Executives from Telefónica and Intel have addressed the broad gamut of issues surrounding how the internet of things (IoT) could impact society, as the government’s shadow cabinet office minister, Chi Onwurah, called for an ethical framework to deal with the “chaos” around data sharing.
Speaking at the Westminster eForum earlier today, Onwurah, who is also the co-chair of the Parliamentary Internet, Communications and Technology Forum, said that while IoT could signal the “biggest transformation in the way we live since electricity”, the government needs to take a bigger role in controlling it.
“The government has a role to play in supporting and enabling citizens to have greater control over their data and how they manage their smart homes,” she said.
“There is chaos with regard to how and why data should be shared, and it is time we developed an ethical framework to support that”.
Meanwhile, Telefónica’s machine-to-machine (M2M) managing director, David Taylor, admitted that for IoT to be “unleashed as a successful business model” there are a number of issues that need to be addressed, not least the need for mobile networks to work together.
“The IoT is going to be enabled by a range of network technologies,” he commented. “This is simply because some technologies do a better job than others. Some in fact are going to need multiple networks to work together”.
Taylor added that while Telefónica feels its network is already in a good position to meet the demands of M2M applications, he admitted that more will need to be done to handle the transition from M2M to IoT.
“We do recognise that we are going to have to evolve it [the network] further in order to support IoT, particularly around the latency and signal load that all of the millions of devices could put on the network.”
Telefónica is currently looking to trail RFID networks and wifi to complement its mobile networks, and is working with the University of Surrey to see how 5G could help support IoT in the future.

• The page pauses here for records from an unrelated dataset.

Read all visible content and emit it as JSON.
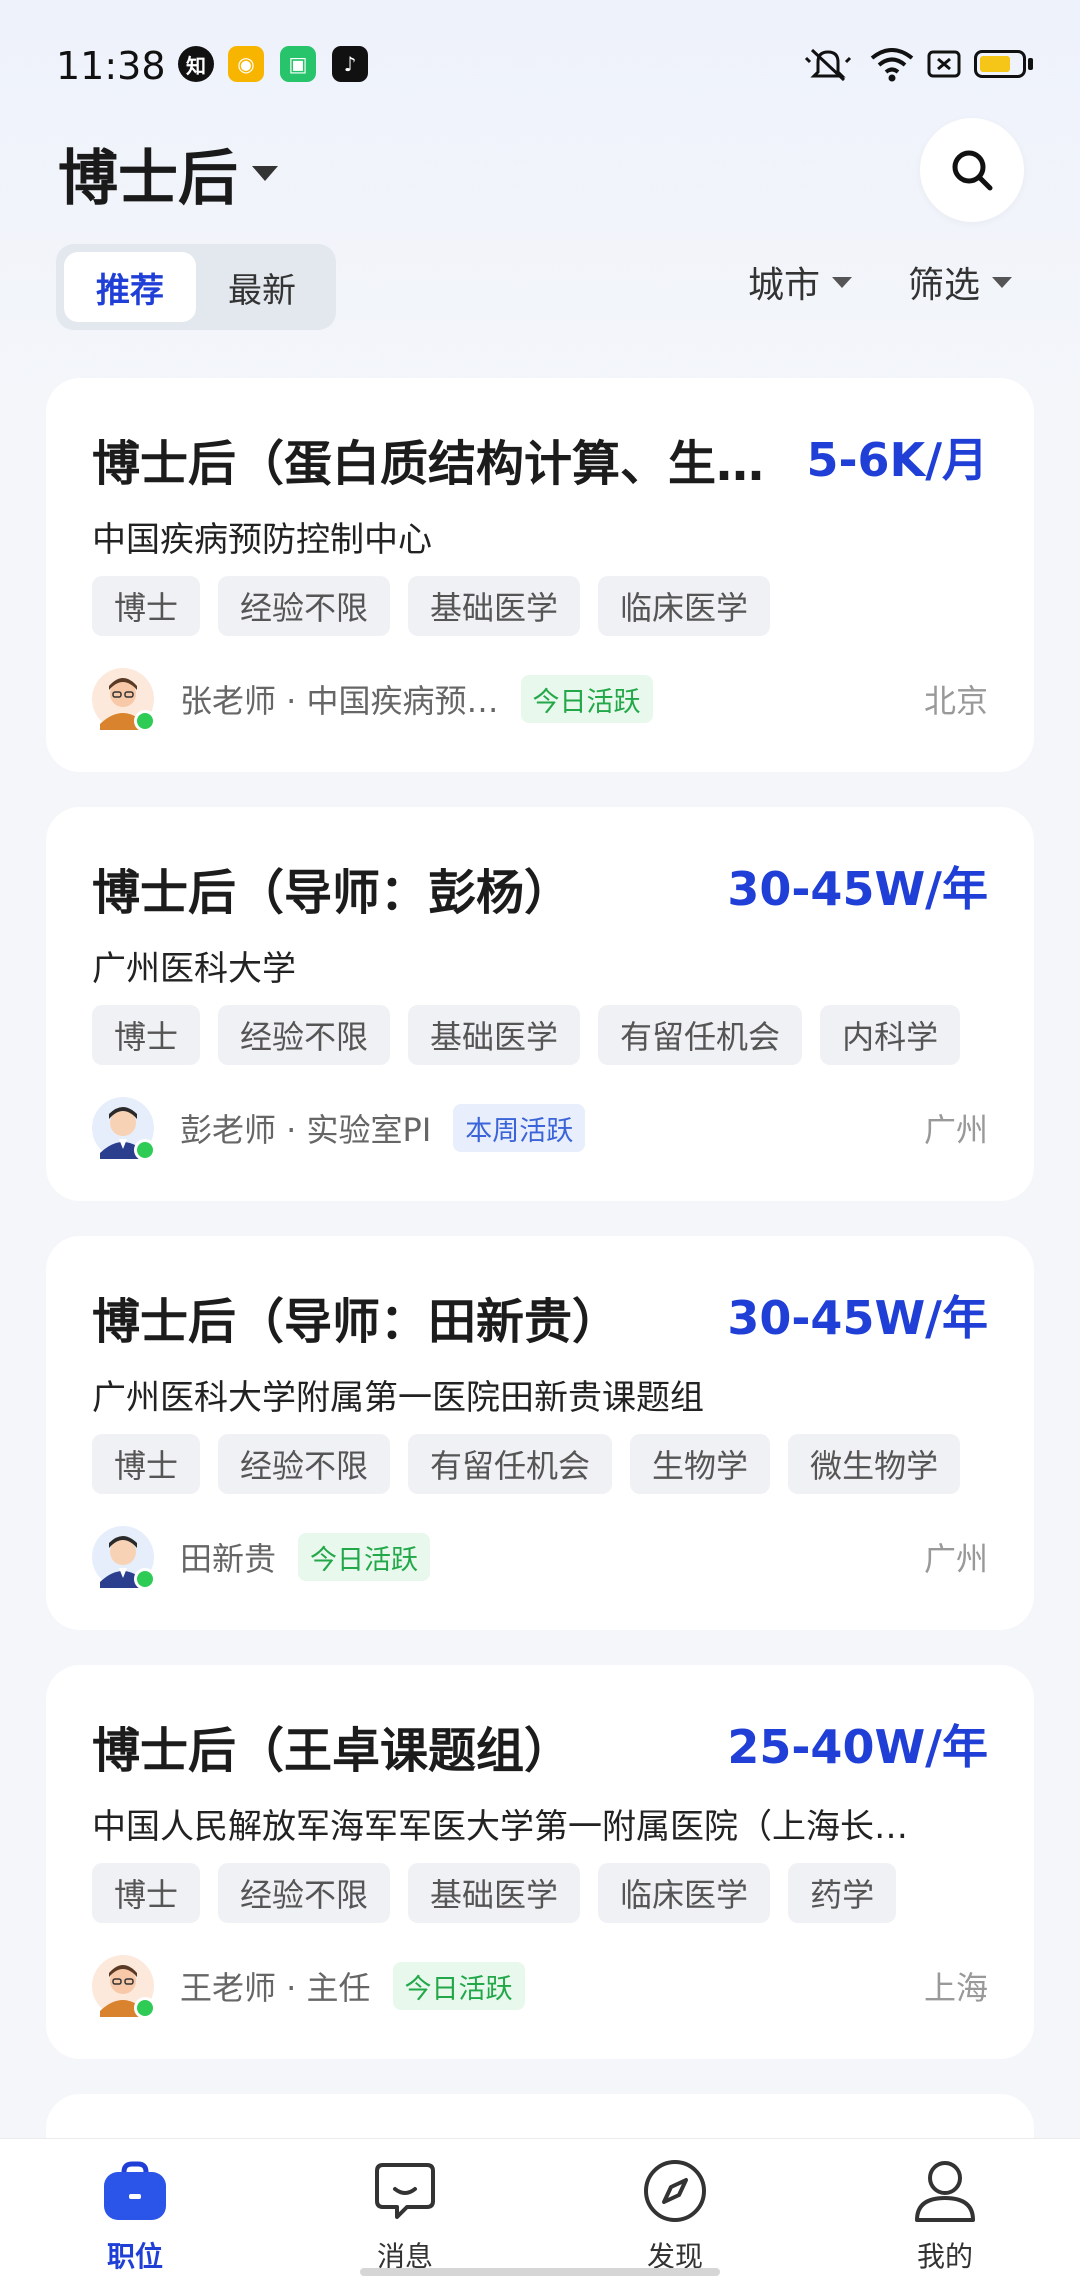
{
  "status_bar": {
    "time": "11:38",
    "apps": [
      {
        "icon": "zhihu-icon",
        "glyph": "知",
        "color": "#111111"
      },
      {
        "icon": "weibo-icon",
        "glyph": "◉",
        "color": "#f7b500"
      },
      {
        "icon": "shop-icon",
        "glyph": "▣",
        "color": "#27c46b"
      },
      {
        "icon": "tiktok-icon",
        "glyph": "♪",
        "color": "#111111"
      }
    ],
    "indicators": [
      "mute-icon",
      "wifi-icon",
      "sim-icon",
      "battery-icon"
    ]
  },
  "header": {
    "title": "博士后",
    "search_icon": "search-icon"
  },
  "tabs": [
    {
      "label": "推荐",
      "active": true
    },
    {
      "label": "最新",
      "active": false
    }
  ],
  "filters": {
    "city_label": "城市",
    "filter_label": "筛选"
  },
  "jobs": [
    {
      "title": "博士后（蛋白质结构计算、生…",
      "salary": "5-6K/月",
      "org": "中国疾病预防控制中心",
      "tags": [
        "博士",
        "经验不限",
        "基础医学",
        "临床医学"
      ],
      "poster": "张老师 · 中国疾病预…",
      "activity": "今日活跃",
      "activity_style": "green",
      "city": "北京"
    },
    {
      "title": "博士后（导师：彭杨）",
      "salary": "30-45W/年",
      "org": "广州医科大学",
      "tags": [
        "博士",
        "经验不限",
        "基础医学",
        "有留任机会",
        "内科学"
      ],
      "poster": "彭老师 · 实验室PI",
      "activity": "本周活跃",
      "activity_style": "blue",
      "city": "广州"
    },
    {
      "title": "博士后（导师：田新贵）",
      "salary": "30-45W/年",
      "org": "广州医科大学附属第一医院田新贵课题组",
      "tags": [
        "博士",
        "经验不限",
        "有留任机会",
        "生物学",
        "微生物学"
      ],
      "poster": "田新贵",
      "activity": "今日活跃",
      "activity_style": "green",
      "city": "广州"
    },
    {
      "title": "博士后（王卓课题组）",
      "salary": "25-40W/年",
      "org": "中国人民解放军海军军医大学第一附属医院（上海长…",
      "tags": [
        "博士",
        "经验不限",
        "基础医学",
        "临床医学",
        "药学"
      ],
      "poster": "王老师 · 主任",
      "activity": "今日活跃",
      "activity_style": "green",
      "city": "上海"
    }
  ],
  "bottom_nav": [
    {
      "label": "职位",
      "icon": "briefcase-icon",
      "active": true
    },
    {
      "label": "消息",
      "icon": "chat-icon",
      "active": false
    },
    {
      "label": "发现",
      "icon": "compass-icon",
      "active": false
    },
    {
      "label": "我的",
      "icon": "profile-icon",
      "active": false
    }
  ],
  "colors": {
    "accent": "#1f3fd6",
    "online": "#2ecc55",
    "badge_green_text": "#22a848",
    "badge_blue_text": "#3a64d8"
  }
}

Towards the end of last year the network launched Thinking Things, its first IoT product, which enables mainstream consumers to connect almost any device wirelessly to the internet. It is the first step in the company’s plan towards rolling out Thinking Things Open, an ecosystem that will allow any other company to manufacture its own connected products.
On security and data privacy, Intel EMEA’s head of security Richard Curran said that the industry is in need of “modernisation” and argued that today’s security environment was “probably set up to support an industry that was around in the 90’s,” as hackers and cyber terrorists take advantage of the increasing number of so-called ‘attack surfaces’ that IoT inevitably brings.
“If you look at the growth in devices… they will be open to hackers and from that perspective we are looking at this changing threat landscape,” he said.
“Threats expand because the number of attack surfaces are expanding at a tremendous rate. What we’ve got within our industry today is a security based environment that is probably set up to, or support, a server or an industry that was around in the 90’s. We’re not prepared today to look at how we can deploy those security based solutions that actually is for IoT and that is going to become imperative.”
In its latest earnings report Intel said that IoT accounted for $2.1bn in revenue in 2014, up 19 per cent from 2013. By comparison its mobile and communications division dropped a dramatic 85 per cent year on year to $202m, generating 10 times less than Intel’s IoT group.
Telefónica’s global ad chief Daniel Rosen previously revealed to The Drum that he believed the company is poised to “power” IoT and the wearable ecosystem.